“They ain’t attached to nothing. Them booths are…” She looked at Bitsy. “You know all the right words to say, Bitsy. What’s the word I’m looking for? When a boat is left to drift hither and yon down the river because…”
Lilly Jean shook her head. “No that ain’t it. Less fancy.”
“Unanchored?” Bitsy suggested.
Lilly Jean slapped the table. “That’s the word. You’re so smart, Bitsy. What are you doing in this town?”
“I’m not smart, Lilly Jean.”

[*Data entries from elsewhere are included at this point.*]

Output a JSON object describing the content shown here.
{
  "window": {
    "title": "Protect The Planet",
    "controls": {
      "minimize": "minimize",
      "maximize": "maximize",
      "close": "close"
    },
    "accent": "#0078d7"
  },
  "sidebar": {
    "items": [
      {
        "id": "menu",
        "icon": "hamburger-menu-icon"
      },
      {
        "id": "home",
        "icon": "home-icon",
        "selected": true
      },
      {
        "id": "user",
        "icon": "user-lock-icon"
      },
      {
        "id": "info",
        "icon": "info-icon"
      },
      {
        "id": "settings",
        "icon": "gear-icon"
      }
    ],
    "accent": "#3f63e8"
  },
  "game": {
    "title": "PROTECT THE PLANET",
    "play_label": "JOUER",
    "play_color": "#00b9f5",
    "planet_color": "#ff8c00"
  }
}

“I beg to defer, Bitsy.” Lilly Jean pointed to the wall. “Them booths are anchored to a wall or a window. And that breakfast bar is anchored by you.” Lilly Jean was afraid Bitsy would take offence to her comment. “I mean that in a positive way, Bitsy. You hold this place together. But these tables…They belong to no one.”
“They belong to everyone,” Bitsy said. “They’ve got nothing to do with Ellie.”
“I didn’t mean…”
“You’ve been here just a couple of months, Lilly Jean. Don’t assume you understand everything you see.”
“Why, Bitsy, I was just…”
“Keep yourself out of Ellie’s business, you hear me?”
Lilly Jean nodded. But Lilly Jean had been nodding all her life. She’d had years to practice the art of deception. She opened her menu and pretended to study it intently, knowing full well that she’d order the bacon and eggs as usual.
For the Indie Ink Writing Challenge this week,Chris White Writes challenged me with "Dancing with the Devil" and I challenged transplantedx3 with "Exactly why did the dish run away with the spoon?"
Labels: Fiction, Indie Ink